Your answer should be the lines of the data below that contain "true".

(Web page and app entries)
□ □ □ □ □
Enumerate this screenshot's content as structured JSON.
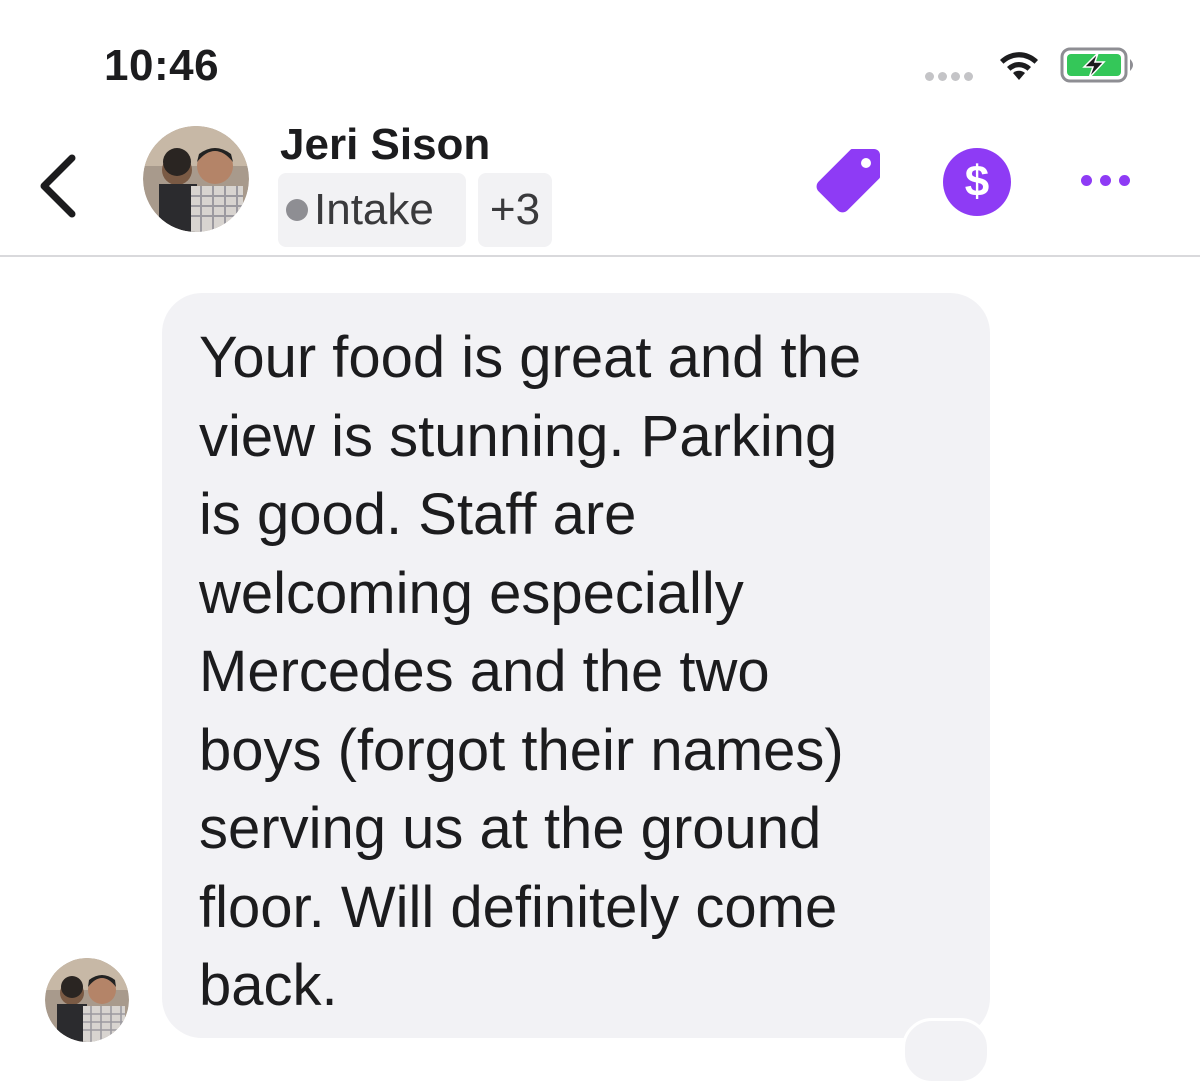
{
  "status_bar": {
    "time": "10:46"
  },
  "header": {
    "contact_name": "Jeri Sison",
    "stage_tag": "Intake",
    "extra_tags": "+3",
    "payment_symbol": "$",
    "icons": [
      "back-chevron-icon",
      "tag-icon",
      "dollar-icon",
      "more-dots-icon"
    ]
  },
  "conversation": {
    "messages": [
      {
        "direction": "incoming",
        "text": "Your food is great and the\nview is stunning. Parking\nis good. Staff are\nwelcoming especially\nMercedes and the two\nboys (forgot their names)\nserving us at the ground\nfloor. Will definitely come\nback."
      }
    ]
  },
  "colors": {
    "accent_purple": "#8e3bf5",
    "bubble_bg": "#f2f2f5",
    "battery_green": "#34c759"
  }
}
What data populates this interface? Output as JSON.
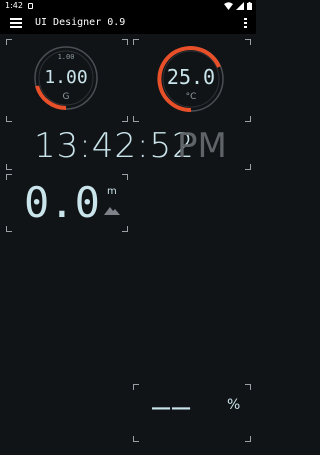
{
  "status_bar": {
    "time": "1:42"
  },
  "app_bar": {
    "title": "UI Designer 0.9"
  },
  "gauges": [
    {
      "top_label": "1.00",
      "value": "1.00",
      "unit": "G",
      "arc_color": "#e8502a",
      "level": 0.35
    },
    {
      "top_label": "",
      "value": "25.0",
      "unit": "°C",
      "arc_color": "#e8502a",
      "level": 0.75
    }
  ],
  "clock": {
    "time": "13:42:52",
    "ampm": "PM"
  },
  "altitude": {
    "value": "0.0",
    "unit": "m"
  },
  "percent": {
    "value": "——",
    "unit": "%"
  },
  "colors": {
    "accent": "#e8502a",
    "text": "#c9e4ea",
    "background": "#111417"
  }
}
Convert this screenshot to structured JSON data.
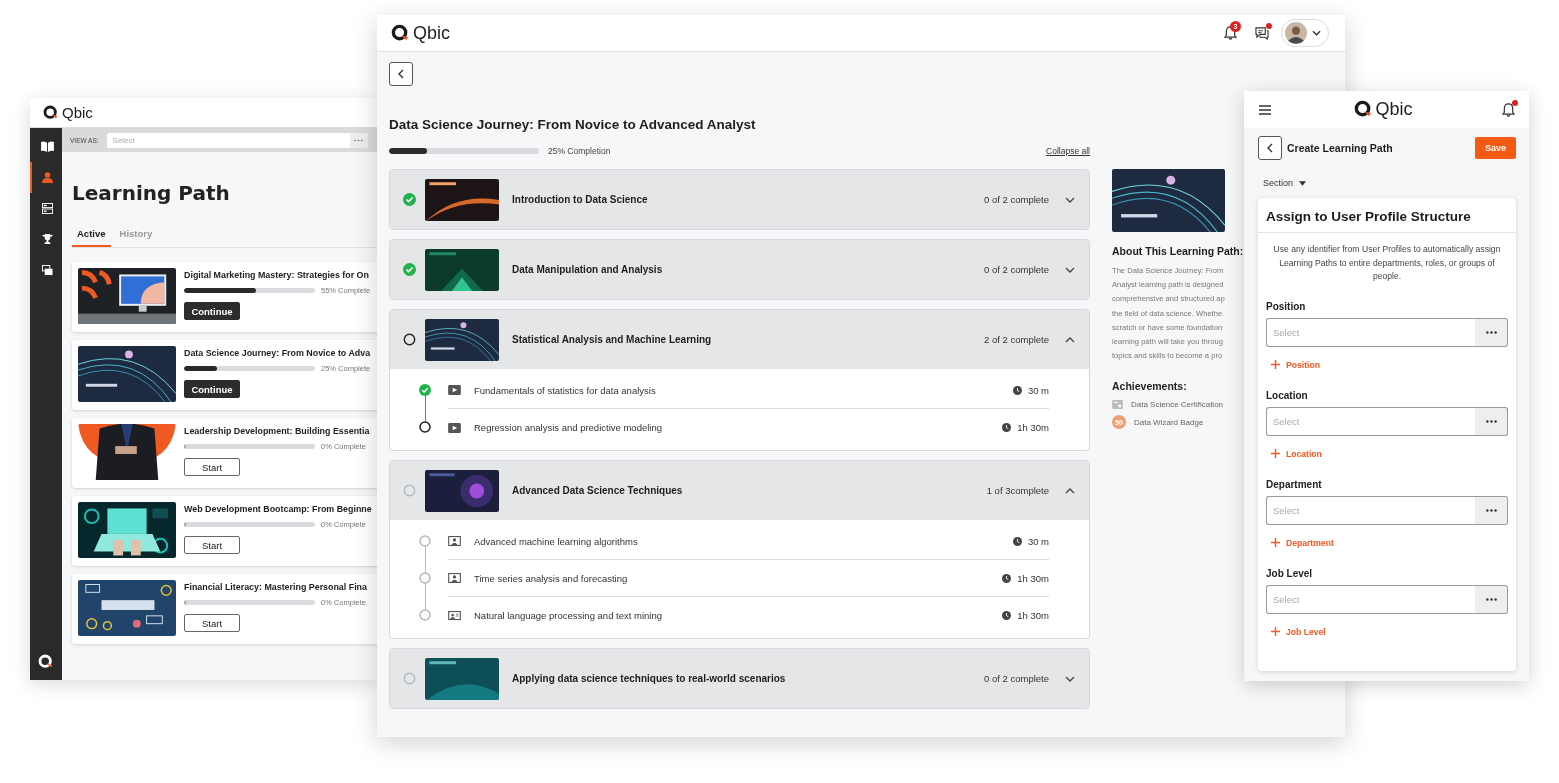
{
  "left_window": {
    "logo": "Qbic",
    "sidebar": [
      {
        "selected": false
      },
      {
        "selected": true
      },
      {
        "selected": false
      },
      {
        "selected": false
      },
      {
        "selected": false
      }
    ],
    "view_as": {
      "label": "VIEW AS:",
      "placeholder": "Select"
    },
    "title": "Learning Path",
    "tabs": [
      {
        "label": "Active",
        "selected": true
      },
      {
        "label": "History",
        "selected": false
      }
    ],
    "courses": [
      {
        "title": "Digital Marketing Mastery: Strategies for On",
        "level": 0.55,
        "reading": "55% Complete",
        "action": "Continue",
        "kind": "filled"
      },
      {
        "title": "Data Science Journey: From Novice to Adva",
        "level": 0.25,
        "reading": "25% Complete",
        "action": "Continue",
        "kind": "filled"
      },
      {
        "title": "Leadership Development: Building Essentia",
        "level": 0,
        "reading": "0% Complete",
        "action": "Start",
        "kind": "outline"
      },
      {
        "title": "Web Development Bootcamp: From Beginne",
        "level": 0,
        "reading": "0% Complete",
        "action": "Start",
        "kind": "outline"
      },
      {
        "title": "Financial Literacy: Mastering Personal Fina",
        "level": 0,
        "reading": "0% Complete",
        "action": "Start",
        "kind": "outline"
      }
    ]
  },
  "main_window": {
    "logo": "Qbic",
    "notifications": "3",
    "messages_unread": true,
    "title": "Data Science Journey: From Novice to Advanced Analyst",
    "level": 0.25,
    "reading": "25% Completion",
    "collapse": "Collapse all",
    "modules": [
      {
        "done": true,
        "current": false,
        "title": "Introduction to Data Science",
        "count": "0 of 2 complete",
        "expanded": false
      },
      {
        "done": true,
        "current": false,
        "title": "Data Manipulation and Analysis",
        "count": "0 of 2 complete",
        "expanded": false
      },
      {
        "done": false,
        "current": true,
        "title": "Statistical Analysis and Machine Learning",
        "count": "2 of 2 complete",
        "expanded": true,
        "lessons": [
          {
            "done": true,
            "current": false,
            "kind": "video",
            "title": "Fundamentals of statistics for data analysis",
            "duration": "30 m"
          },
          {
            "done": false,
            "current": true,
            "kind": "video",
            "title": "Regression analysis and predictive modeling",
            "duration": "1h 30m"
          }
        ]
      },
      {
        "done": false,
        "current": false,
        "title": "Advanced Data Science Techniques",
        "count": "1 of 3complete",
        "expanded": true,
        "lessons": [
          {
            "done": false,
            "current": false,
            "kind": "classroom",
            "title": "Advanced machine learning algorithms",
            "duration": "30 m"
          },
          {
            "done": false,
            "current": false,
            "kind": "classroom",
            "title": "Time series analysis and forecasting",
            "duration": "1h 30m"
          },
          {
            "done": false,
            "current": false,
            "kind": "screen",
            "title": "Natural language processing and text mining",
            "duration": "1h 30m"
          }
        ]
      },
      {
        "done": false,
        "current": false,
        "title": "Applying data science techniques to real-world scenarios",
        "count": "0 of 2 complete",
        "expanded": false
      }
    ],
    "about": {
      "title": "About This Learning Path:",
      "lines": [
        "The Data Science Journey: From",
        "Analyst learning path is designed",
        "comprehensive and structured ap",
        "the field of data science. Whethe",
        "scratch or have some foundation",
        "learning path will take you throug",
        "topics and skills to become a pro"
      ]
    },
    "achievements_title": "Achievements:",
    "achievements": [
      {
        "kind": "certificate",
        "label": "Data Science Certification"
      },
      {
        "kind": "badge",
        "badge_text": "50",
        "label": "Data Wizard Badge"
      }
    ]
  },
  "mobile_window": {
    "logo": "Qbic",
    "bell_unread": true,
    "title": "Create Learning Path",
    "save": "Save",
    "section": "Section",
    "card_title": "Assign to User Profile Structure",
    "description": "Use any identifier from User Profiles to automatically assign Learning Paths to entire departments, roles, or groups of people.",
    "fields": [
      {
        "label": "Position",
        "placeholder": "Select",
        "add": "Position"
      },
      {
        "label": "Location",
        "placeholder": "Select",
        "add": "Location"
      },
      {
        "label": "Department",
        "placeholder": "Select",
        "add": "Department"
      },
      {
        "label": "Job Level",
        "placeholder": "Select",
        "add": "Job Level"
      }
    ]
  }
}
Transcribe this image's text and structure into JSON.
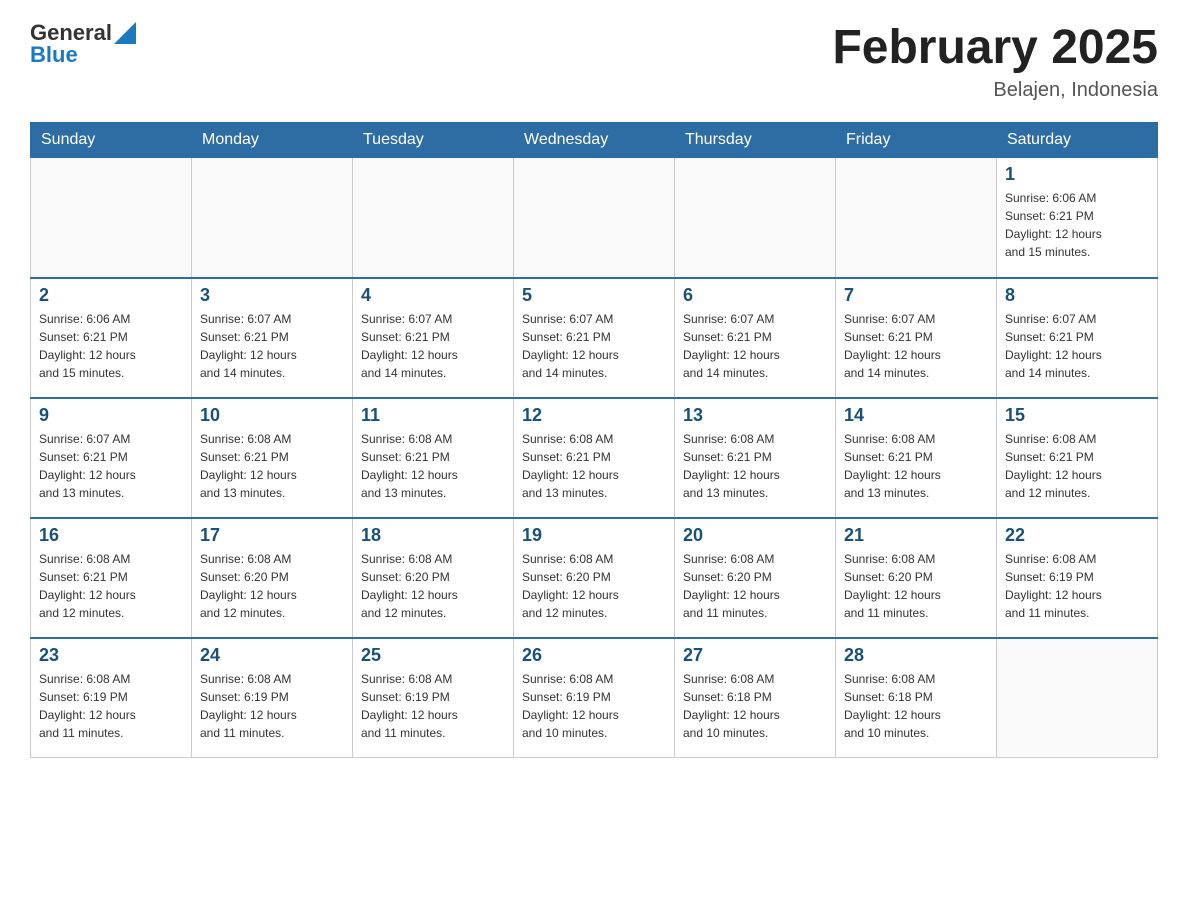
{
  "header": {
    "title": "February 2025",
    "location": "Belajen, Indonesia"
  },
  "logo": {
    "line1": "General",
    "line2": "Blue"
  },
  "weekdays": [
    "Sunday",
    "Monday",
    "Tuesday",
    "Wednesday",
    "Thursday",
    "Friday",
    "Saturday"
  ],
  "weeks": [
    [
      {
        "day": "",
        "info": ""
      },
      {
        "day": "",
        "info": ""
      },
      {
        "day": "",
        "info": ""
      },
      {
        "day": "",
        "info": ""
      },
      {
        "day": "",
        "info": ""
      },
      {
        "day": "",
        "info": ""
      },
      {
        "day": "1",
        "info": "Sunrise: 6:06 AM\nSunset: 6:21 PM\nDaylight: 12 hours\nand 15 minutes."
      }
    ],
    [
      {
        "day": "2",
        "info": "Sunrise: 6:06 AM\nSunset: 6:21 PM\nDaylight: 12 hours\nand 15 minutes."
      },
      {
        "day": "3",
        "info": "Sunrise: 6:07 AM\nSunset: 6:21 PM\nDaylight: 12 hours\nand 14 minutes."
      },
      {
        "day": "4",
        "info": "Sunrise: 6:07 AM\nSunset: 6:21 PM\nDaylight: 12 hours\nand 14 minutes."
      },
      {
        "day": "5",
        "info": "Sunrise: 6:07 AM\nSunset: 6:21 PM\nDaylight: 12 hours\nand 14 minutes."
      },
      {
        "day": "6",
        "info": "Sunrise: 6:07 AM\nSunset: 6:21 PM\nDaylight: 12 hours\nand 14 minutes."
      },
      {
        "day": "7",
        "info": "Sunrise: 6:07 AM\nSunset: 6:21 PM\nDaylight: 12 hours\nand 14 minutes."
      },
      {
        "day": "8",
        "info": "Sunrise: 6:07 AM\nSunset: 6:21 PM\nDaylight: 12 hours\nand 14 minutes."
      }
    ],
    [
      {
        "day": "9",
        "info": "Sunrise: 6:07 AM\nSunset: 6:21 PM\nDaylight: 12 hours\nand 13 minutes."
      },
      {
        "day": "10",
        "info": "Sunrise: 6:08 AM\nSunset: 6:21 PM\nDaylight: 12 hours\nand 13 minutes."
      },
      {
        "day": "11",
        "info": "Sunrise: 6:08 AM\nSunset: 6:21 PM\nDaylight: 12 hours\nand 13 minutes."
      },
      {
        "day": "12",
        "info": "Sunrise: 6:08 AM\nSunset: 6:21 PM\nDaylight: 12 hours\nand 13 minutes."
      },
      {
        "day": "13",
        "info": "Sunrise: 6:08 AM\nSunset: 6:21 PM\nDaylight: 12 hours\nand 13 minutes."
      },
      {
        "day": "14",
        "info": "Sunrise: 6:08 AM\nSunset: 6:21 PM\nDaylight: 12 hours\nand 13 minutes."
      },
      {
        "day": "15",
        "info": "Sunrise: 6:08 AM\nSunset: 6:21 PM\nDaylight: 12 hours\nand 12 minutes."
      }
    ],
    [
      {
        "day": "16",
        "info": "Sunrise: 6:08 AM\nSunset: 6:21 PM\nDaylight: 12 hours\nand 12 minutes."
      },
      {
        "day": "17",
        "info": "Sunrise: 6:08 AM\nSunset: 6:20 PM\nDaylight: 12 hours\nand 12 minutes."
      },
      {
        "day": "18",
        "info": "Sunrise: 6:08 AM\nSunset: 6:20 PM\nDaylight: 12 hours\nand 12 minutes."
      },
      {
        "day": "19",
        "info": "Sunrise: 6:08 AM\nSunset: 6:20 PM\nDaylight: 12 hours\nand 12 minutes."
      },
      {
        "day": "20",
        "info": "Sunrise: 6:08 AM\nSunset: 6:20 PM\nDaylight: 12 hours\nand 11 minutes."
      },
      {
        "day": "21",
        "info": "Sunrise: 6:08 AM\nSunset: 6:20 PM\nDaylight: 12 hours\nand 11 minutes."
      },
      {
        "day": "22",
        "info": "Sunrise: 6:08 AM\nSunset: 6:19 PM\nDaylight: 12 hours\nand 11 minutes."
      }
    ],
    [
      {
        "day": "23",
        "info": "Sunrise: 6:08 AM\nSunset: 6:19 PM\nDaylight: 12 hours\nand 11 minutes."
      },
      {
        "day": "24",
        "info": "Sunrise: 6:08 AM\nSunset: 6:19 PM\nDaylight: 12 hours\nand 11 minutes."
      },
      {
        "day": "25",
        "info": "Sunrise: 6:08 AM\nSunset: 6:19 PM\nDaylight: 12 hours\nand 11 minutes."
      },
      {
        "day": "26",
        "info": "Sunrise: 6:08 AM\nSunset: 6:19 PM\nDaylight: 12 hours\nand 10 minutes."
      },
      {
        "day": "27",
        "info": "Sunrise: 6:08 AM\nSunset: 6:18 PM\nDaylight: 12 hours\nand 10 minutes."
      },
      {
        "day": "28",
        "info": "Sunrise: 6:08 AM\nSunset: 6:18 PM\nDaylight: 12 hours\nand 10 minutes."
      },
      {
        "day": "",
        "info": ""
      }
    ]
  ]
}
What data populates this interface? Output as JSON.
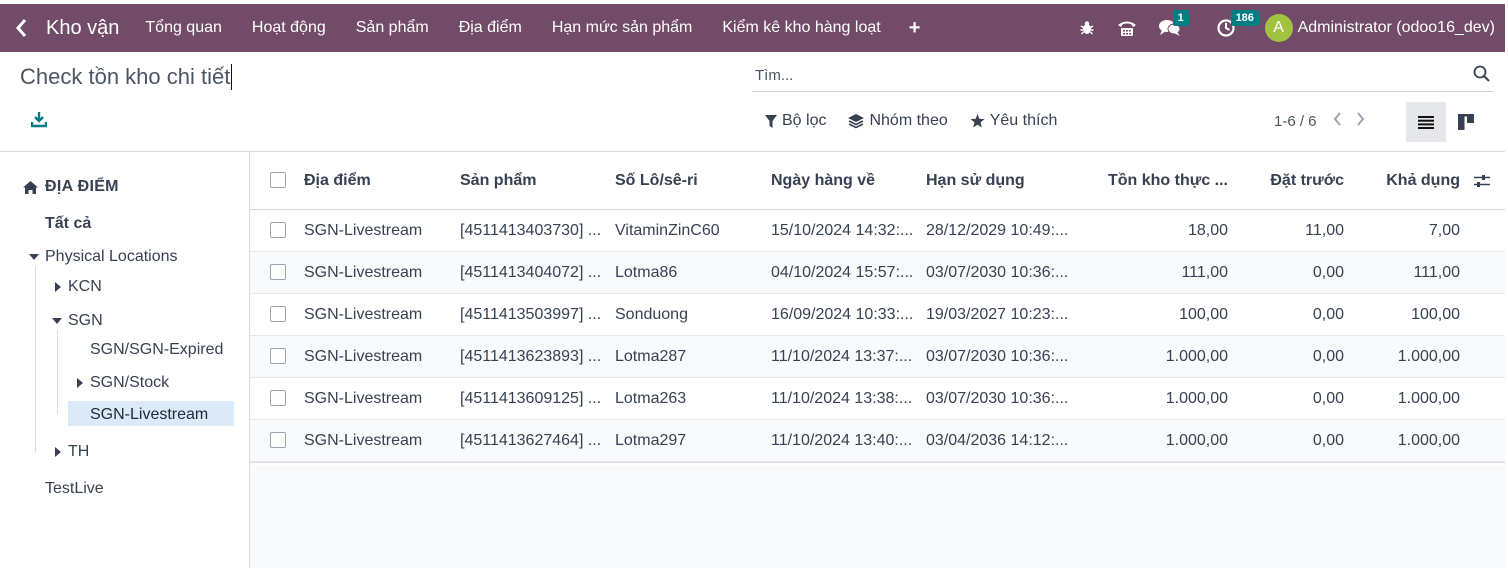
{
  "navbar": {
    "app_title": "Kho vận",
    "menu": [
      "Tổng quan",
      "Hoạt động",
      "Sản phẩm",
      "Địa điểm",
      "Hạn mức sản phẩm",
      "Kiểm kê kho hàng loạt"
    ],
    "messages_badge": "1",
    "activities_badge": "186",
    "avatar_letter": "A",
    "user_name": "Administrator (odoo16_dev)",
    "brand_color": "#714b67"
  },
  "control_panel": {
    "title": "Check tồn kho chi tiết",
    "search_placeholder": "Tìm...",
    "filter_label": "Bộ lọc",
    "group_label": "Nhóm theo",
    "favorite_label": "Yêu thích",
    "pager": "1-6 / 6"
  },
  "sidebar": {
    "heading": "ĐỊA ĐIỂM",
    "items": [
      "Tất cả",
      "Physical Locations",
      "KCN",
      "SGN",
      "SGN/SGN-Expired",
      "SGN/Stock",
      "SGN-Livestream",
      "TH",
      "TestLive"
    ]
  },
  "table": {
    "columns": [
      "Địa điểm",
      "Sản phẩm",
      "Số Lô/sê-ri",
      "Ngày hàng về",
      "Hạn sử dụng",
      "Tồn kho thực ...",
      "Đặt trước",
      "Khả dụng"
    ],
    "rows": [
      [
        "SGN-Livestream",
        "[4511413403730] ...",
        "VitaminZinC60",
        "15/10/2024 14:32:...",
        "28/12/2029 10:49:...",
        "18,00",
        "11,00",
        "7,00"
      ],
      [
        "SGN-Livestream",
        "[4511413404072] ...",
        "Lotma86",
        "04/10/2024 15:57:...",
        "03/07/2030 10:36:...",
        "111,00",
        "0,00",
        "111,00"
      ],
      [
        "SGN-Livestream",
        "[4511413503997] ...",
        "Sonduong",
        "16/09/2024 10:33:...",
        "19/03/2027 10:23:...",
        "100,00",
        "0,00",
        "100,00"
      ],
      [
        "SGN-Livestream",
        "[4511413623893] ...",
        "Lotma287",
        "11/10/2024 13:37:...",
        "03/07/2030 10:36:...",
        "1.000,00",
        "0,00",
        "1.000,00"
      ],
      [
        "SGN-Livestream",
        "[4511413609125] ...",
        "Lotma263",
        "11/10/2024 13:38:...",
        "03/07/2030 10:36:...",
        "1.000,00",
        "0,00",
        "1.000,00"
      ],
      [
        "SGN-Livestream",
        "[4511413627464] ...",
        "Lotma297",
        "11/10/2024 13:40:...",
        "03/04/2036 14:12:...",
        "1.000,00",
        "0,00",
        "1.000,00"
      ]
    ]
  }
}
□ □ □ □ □
TASK ANSWER>
        "selected": true
        "selected": true
    "messages_unread": true,
        "done": true,
        "done": true,
        "current": true,
        "expanded": true,
            "done": true,
            "current": true,
        "expanded": true,
    "bell_unread": true,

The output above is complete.